How’s your intake? Most believers are aware that Scripture admonishes us to, “Let the word of Christ dwell in you richly with all wisdom” (Colossians 3:16). We know Jesus said, “Man shall not live by bread alone, but by every word that proceeds from the mouth of God” (Matthew 4:4). We must appreciate there’s a variety of rich ways to take in God’s word.
When it comes to Bible intake – to internalizing God’s word and making it a part of us, the motive always is to be that of love for God and a compelling desire to know Him (cf. John 17:3: Philippians 3:10; 2 Thessalonians 1:7-9). We desire to be conformed to the image of Jesus (Romans 8:29). Consider these 7 ways to enrich your biblical word power.
Hear God’s Word. “Faith comes by hearing, and hearing by the word of God” (Romans 10:17). God’s word is to be regularly heard by us individually, in our families, in our churches (Deuteronomy 6:4-15; 1 Timothy 4:13). We are to pay attention to both WHAT and HOW we hear (Mark 4:24; Luke 8:18). With all the available means there are for hearing God’s word, should we not take greater advantage of hearing it?
Read God’s Word. The Bereans had the benefit of Paul’s preaching, but still “examined the Scriptures daily, to see whether the things they heard were so” (Acts 17:11). Reading God’s word adds breadth to our lives. Picture going across a lake in a boat with a powerful motor. You are moving quickly over the water but really get the “feel” of things as far as the lay-out of the lake. Reading God’s word helps us get the “feel” of Scripture. This may be called “getting a bird’s eye view” or big picture.
Study God’s Word. If reading Scripture gives one breadth, studying it gives one depth (cf. 2 Timothy 2:15). This can be illustrated by going across a lake in a glass bottom boat, not using a motor but only an oar, so as to move slowly and take in as much as possible the beautiful particulars of the experience. The technical term for this is exegesis, and it includes things like grammar, context, structure, history and literary types. This might be thought of as “an up close and personal approach.” It’s a thorough examination of a passage.
Memorize God’s Word. Memorizing God’s word is like adding reinforced steel to faith. It is NOT done merely to impress others, but with the purpose to discipline ourselves to greater godliness (1 Timothy 4:7-8). One may memorize contextually by books, chapters or sections of Scripture, like the Sermon on the Mount (Matthew 5-7). One may also memorize topically and thematically. It’s good when Christians have passages about such themes as the Person of Jesus, grace, faith and obedience on the tips of their tongues (Psalm 119:16; 2 Tim, 3:16-17).

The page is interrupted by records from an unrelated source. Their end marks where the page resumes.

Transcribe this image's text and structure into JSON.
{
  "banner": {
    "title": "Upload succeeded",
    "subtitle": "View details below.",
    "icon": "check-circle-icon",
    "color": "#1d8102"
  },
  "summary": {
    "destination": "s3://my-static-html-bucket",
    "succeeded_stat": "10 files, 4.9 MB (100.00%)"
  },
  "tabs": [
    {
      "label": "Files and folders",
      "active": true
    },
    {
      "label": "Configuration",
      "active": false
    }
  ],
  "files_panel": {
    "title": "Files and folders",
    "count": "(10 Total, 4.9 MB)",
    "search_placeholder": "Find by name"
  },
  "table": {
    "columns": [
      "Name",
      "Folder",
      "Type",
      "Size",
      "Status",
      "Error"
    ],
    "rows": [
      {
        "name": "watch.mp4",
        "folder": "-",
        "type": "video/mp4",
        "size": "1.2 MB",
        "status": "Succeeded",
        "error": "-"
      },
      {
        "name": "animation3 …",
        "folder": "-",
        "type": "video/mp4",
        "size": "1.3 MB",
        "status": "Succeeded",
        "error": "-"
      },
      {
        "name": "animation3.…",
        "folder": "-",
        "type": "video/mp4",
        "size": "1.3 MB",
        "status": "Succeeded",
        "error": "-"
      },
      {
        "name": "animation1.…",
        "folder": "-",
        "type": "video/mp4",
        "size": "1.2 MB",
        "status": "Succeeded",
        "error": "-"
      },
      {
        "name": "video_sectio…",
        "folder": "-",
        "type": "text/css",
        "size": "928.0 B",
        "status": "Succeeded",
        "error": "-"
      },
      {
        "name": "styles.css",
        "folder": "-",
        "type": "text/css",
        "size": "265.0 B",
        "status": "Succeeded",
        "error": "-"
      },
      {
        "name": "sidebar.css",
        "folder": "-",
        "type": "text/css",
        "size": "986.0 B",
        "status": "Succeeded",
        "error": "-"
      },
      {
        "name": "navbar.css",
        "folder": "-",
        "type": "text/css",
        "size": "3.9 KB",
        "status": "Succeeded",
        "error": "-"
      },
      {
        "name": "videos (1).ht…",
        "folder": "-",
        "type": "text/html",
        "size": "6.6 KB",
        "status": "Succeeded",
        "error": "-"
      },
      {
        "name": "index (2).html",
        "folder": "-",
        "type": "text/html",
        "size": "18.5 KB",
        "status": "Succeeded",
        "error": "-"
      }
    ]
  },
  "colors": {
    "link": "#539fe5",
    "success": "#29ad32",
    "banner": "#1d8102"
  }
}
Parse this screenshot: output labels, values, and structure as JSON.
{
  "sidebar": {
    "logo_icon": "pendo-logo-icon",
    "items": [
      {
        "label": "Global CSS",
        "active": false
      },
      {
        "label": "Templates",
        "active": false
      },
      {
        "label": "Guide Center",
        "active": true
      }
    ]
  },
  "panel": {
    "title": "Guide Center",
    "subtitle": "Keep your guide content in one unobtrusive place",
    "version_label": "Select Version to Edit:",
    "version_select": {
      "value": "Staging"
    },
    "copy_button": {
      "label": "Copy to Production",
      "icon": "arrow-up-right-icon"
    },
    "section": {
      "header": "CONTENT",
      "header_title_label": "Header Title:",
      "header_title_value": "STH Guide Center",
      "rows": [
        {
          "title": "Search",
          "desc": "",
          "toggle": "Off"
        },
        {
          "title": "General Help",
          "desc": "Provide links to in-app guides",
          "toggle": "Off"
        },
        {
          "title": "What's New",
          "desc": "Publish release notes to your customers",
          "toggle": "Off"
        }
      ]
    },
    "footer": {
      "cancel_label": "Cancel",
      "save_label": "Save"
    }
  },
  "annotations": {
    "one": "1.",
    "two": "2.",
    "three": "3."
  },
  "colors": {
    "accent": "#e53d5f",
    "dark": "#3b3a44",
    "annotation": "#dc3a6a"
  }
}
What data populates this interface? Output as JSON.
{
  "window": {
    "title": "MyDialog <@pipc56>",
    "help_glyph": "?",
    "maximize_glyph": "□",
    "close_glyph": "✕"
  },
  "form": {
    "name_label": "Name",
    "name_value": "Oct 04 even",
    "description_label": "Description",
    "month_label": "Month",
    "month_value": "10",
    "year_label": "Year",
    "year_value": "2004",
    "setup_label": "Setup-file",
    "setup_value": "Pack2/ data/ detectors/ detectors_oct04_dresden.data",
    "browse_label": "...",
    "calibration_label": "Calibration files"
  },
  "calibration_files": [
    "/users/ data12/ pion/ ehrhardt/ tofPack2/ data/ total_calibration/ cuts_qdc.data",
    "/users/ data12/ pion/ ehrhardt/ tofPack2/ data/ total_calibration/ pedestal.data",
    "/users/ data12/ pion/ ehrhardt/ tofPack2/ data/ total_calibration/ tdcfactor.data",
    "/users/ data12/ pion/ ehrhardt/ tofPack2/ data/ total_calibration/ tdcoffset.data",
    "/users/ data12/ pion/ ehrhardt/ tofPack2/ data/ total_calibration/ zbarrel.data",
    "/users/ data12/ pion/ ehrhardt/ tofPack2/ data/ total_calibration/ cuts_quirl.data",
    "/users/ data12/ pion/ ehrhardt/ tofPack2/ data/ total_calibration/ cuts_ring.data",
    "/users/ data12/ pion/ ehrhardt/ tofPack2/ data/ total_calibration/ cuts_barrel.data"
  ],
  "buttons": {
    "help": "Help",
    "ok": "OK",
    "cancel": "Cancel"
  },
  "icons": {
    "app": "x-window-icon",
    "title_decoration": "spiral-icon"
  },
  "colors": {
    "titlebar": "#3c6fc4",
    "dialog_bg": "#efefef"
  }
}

Meditate On God’s Word. We should so fill our minds and hearts with Scripture that we can recall God’s message and reflect upon it (Psalm 1:1-3; Joshua 1:6-9). Like a tea bag placed in a cup of hot water, the water begins to take on the flavor of what’s in the tea bag. How wonderful it is when Christians are full of God and His word through biblical mediation! Meditation makes it possible to “chew on” Scripture anytime and any place.
Apply God’s Word. God’s word may be meticulously studied, memorized, discussed and debated, but ultimately it is to be properly done (Matthew 7:21, 24-27; James 1:22). It has well been said, “The best translation of the word of God has always been the translation of the word of God into our lives.” Read and apply 1 Corinthians 10:31.
Pray God’s Word. In Scripture, God speaks to us. In prayer, we speak to God (Matthew 7:7-11). There can be no doubt that there’s a vital relationship between the word of God and prayer for Christians (cf. Acts 6:4). There is so much about prayer and so many prayers in the Bible. If one cannot so learn from God’s word that they can thoughtfully pray it back to Him, one must wonder if we have really learned much at all!
These 7 ways of enriching our word power are a package deal. They together are part of a well-balanced, nutritious way for nourishing our souls. How’s your diet?
– Mike Vesta